A judge has reserved her decision about whether the details of a domestic violence allegation against Dennis Oland should be made public.
Lisa Andrik-Oland, Oland's estranged wife, was granted an emergency intervention order under the Intimate Partner Violence Intervention Act from an adjudicative officer in June.
But after reviewing the finding of the officer, Chief Justice Tracey DeWare of the Court of Queen's Bench found there wasn't enough evidence to maintain the order without a hearing. At the hearing held a few days later, Andrik-Oland's lawyer said her client and Dennis Oland had reached an agreement and asked for the emergency order to be set aside.
In June, DeWare set the order aside but imposed a publication ban on the details of Andrik-Oland's complaint.
The complaint came nearly a year after Oland was acquitted of second-degree murder in the 2011 death of his father, Richard Oland.
Six hours of arguments
In Saint John on Wednesday, lawyers argued for nearly six hours.
David Coles, a lawyer for the CBC and Telegraph-Journal, argued the details should be released, while lawyers for both Andrik-Oland and Oland argued the publication ban should remain in place.
DeWare said she will issue a decision by the end of January.
The lawyers, Oland and Andrik-Oland were present by phone Wednesday, with only DeWare, the stenographer and two reporters present in court.
In a sworn affidavit, CBC senior manager Deborah Nobes wrote there's public interest in revealing what evidence was used to obtain this emergency order. She said before the sentencing hearing at his first trial, Oland received more than 50 letters referring to his good character, but the granting of an emergency order would seem "at its face … seriously at odds" with those letters.
She said there's public interest in reporting on the evidence and findings, so that "the public may assess whether the order was properly issued."
Andrik-Oland's lawyer Martha McCarthy said sometimes the open court principle "hampers access to justice," as in cases of sexual assault where victims don't come forward out of fear their complaint will be made public.
McCarthy also said the details should remain under a publication ban to maintain her client's privacy.
"She's entitled to finality and privacy," McCarthy said. "[She] didn't ask for any of this."
McCarthy argued removing the publication ban would undermine the confidence in the intimate partner violence legislation, and might deter victims from coming forward.
"There was definitely sufficient evidence of the concerns with respect to my client's safety and security arising from her particular circumstances," McCarthy said. "Not just as a victim of intimate partner violence but also as somebody who was married to a man who became the subject of a media circus."

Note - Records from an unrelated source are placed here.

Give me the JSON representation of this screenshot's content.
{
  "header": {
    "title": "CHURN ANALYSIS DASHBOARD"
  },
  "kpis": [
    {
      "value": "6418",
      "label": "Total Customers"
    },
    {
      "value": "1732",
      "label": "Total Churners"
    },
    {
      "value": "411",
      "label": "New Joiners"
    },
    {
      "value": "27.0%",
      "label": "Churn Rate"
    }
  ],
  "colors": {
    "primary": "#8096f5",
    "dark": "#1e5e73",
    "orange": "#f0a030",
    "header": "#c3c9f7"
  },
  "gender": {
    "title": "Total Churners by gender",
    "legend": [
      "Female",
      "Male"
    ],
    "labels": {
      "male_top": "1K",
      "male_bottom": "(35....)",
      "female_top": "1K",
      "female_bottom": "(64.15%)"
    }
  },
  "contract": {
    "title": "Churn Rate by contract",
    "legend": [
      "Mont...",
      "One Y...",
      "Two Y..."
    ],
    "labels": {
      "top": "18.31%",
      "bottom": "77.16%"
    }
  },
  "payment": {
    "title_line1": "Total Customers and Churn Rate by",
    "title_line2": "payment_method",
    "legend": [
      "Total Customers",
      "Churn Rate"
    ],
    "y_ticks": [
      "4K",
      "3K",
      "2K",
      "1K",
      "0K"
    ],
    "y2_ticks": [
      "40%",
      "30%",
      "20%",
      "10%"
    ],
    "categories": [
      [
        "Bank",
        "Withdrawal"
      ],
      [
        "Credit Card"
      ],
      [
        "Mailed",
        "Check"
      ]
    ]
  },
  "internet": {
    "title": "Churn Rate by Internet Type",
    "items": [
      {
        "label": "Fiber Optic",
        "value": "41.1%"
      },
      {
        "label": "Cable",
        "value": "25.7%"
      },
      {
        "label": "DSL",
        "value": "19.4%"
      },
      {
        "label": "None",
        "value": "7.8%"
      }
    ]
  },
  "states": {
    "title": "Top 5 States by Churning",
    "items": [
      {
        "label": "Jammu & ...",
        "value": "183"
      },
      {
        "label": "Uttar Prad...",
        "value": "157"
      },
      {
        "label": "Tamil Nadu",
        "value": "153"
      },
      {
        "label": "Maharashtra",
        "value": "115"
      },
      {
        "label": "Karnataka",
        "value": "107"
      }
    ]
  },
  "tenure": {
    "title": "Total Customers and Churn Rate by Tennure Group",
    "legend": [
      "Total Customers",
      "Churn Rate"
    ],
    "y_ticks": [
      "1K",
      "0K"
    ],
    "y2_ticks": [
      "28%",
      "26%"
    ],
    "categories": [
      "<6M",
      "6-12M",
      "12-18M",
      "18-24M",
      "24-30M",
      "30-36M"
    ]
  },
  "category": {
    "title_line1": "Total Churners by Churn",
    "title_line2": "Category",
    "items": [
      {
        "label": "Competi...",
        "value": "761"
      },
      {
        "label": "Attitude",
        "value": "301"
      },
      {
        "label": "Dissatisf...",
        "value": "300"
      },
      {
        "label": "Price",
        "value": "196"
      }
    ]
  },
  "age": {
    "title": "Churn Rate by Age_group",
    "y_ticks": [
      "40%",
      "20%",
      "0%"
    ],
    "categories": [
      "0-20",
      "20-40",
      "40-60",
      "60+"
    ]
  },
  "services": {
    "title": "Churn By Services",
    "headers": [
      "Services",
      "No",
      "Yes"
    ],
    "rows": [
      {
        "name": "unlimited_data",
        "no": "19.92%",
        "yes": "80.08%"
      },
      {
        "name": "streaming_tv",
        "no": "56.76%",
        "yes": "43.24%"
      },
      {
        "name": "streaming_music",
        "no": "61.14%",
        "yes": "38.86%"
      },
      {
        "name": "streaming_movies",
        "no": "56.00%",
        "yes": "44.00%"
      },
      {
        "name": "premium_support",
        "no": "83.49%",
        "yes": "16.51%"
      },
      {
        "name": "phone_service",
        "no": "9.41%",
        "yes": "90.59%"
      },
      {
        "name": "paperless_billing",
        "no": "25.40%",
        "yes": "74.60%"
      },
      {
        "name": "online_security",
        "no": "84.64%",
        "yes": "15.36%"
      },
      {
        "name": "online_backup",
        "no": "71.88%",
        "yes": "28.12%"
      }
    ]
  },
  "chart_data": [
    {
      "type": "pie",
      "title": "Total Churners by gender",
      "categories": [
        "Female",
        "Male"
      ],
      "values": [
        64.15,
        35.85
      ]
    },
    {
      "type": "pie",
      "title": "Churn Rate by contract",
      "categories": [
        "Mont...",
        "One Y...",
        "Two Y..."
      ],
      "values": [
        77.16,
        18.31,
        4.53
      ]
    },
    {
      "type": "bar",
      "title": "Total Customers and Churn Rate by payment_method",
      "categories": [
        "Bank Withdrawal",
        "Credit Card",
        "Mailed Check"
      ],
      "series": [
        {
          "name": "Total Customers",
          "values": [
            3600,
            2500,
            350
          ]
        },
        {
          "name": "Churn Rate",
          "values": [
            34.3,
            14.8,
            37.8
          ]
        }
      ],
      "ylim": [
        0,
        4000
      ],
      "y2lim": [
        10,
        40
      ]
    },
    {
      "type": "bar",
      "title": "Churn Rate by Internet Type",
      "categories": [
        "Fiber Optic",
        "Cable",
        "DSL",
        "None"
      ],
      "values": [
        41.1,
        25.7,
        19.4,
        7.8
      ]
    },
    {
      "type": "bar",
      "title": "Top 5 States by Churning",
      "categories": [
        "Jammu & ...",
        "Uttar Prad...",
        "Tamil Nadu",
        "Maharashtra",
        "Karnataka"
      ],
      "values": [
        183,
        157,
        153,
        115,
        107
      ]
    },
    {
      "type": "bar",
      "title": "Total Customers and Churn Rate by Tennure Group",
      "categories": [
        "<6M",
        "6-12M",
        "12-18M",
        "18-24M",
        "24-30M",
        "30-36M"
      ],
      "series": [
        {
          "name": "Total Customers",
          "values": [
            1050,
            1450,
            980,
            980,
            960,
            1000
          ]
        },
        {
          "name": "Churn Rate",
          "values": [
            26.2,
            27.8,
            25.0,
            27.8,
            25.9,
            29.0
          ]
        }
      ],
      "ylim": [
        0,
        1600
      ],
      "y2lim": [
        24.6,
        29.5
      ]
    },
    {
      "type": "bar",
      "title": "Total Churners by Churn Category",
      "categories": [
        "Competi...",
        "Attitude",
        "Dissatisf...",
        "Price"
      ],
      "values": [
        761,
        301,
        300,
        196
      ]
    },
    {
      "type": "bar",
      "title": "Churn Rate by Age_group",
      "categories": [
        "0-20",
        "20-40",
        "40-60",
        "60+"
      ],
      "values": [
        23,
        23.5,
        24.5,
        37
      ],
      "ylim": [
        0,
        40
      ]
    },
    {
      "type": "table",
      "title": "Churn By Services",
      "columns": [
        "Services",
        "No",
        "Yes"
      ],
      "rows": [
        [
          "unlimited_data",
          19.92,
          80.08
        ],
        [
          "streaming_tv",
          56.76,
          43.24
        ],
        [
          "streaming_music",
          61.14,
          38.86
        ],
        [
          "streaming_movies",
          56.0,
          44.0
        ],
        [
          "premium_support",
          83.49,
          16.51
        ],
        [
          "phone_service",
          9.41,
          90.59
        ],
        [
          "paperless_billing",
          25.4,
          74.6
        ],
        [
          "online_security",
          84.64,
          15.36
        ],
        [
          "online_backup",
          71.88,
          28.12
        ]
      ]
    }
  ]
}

Coles argued this is a "very specific" case, and if there was a reason for the publication ban to remain for the sake of victim safety, then it should be upheld. But he said the evidence is not there.
"Where is the evidence that a publication ban was necessary to protect [safety]?" He asked during the hearing.
Questioning McCarthy, DeWare said if the intention of the intimate partner violence emergency legislation is for "complete confidentiality" to the person asking for intervention, then "wouldn't we see that in the legislation itself?"
McCarthy said yes, "for sure, they could have gone further," with the legislation, but they left it to the judge's discretion.
Lawyers for Oland and Andrik-Oland want the judge to dismiss the application to remove the publication ban, order the media to pay for the legal costs of the hearing and to remove their previous online stories about Andrik-Oland's request for emergency domestic violence intervention.